“It’s not about intent; it’s about impact.”
That can be a difficult truth to hear.
In this issue, we’re exploring the impact white Christians have on our brothers and sisters of colour – intentional or not.
For white Canadians, it can be hard to determine how to take responsibility for our histories (“I didn’t steal land from
Indigenous people!”). And it’s hard to discern our accountability for our situation. The term “white privilege” can make us uncomfortable because we never asked for anything special.
Yet, when harm has been done, as followers of Christ, we must be willing to repent and be humble, and ready to learn and change.
The cultural moment to talk about racism has been brewing for some time. To name just a few examples: the Black Lives Matter movement captured attention and has kept growing since 2014; the Truth and Reconciliation Commission published 94 calls to action in 2015. And in the first months of 2018, two criminal court cases acquitted white men accused of murdering Indigenous youths – decisions many point to as evidence of systemic bias against Indigenous people.
The white Christians among us must stop to listen.
Canadians have rested easy, citing multiculturalism as evidence we don’t have “a race problem.”
No, our racism is more subtle, veiled under politically correct language and Canadian niceness.
Martin Luther King Jr. lamented that 11 a.m. on Sunday was the most racially segregated time in the U.S. Decades later, the situation is better but still has a long way to go, even in Canada.
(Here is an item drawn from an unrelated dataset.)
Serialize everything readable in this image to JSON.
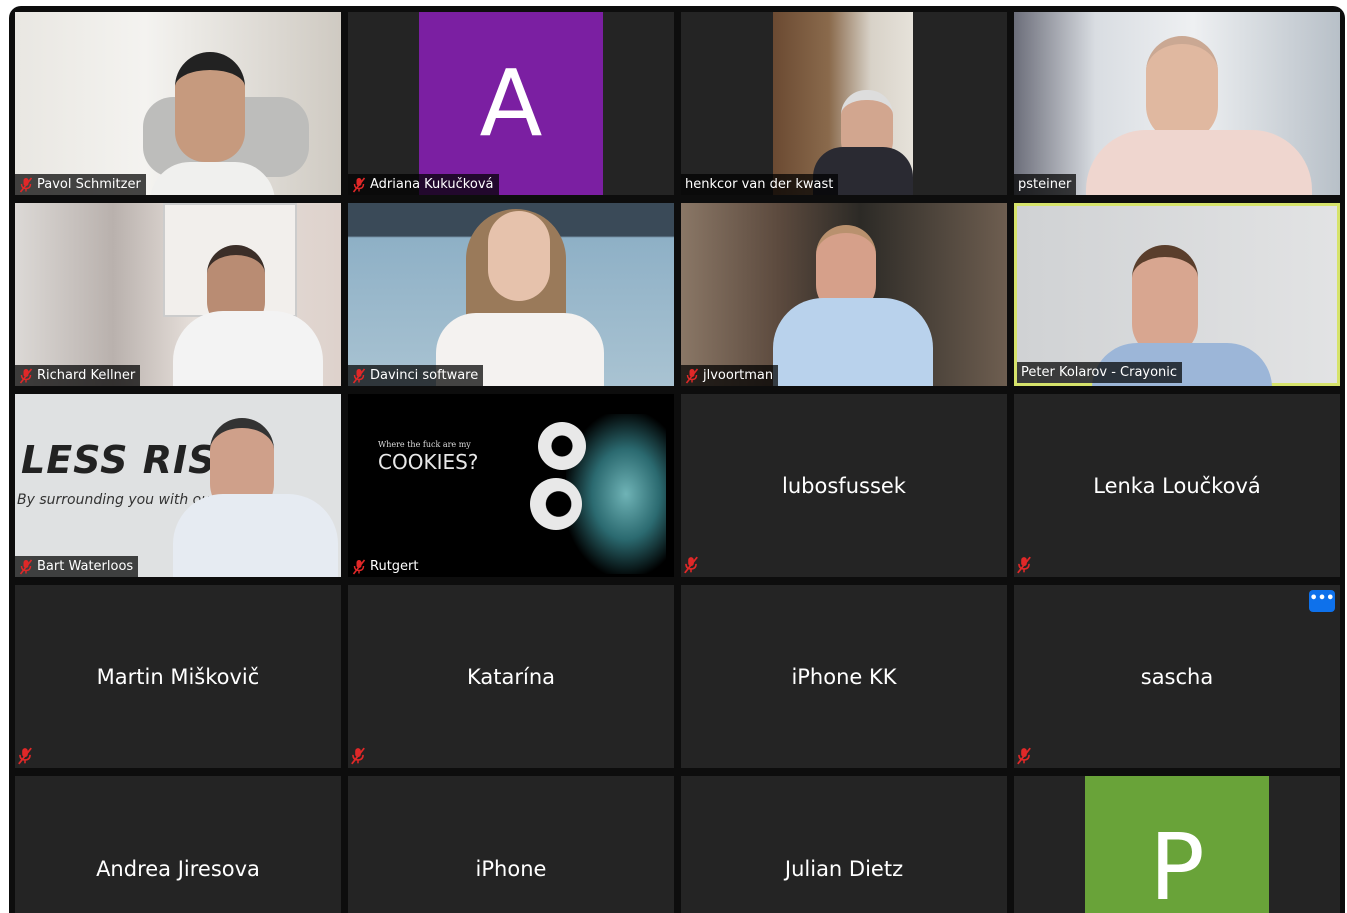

Historically, Mennonites sought separation from the world, so it makes sense that many MB congregations were birthed in
homogeneity; however, as a community now preoccupied with evangelism and church planting, with a mission organization
spurring us to “the least reached,” mostly white congregations may want to ask: are we fulfilling our mission as broadly as we are able?
Spurred by his experience building relationships in the global church through Mennonite World Conference and ICOMB
(the International Community of Mennonite Brethren) and his reading of Indigenous theologians, David Wiebe calls us to
recognize and repent of what he calls “white power” (pages 8–9).
It’s not comfortable to accept our complicity.
We want to believe our churches are loving and colour-blind. But as Kate Henderson, Lee Kosa, and Natasha Tunnicliffe share in their piece on unravelling racism in their local church (pages 10–12), we are sometimes unwilling to recognize how deeply our discriminatory impulses run. We pile on error when we try to achieve equality through appeals to colour-blindness – which denies, rather than affirms, the ethno-cultural identities that are an integral part of all of us. Words meant in love may hurt when spoken in ignorance.
Why does it matter?
It matters because God’s vision of the church is one of diversity. This is not just a vision of heaven but something Scripture says God desires already in the Old Testament (Leviticus 19:33–34; 2 Chronicles 6:32–33; Isaiah 2:2–3; Jeremiah 33:9).
Diversity in our congregations is a foretaste of heaven, a reward we must sow in humility but reap in blessings, urges
intercultural specialist Paul Chin (page 13).
And it matters because people matter. If we have brothers and sisters who are wounded – or just plain weary – of
microaggressions in life, let us not compound their frustration by continuing them in our churches.
We’re not guilty for our privilege, but we are responsible to use our power in ways that dismantle rather than prop up
inequality, in ways that journey toward reconciliation.
Fellow Christians, let’s start with a spirit of learning. Perhaps our first step is not to ask people of colour to teach us, but
instead to educate ourselves. Seek out the books and recordings referenced in the feature articles of this issue. Listen to voices that are already speaking.
Let’s start to see the world through different eyes. Learning appropriate vocabulary is important, not because that’s
politically correct, but because people God loves – people we love – may feel undermined by careless word choice.
Seeking diverse candidates for leadership – as pastors, on boards, committees, etc. – is important, not because that’s the
current trend, but because people with different backgrounds challenge our perspectives that have been skewed by holding
unacknowledged power. We need to listen to voices that speak “in colour” because we all have things to learn from each other.
Too often, our impact has been to squeeze out those who don’t look like us or do things like us. With humility and repentance, let’s lean in to our intent to see lives transformed as people are reconciled to God, to nature, within themselves, and to each other.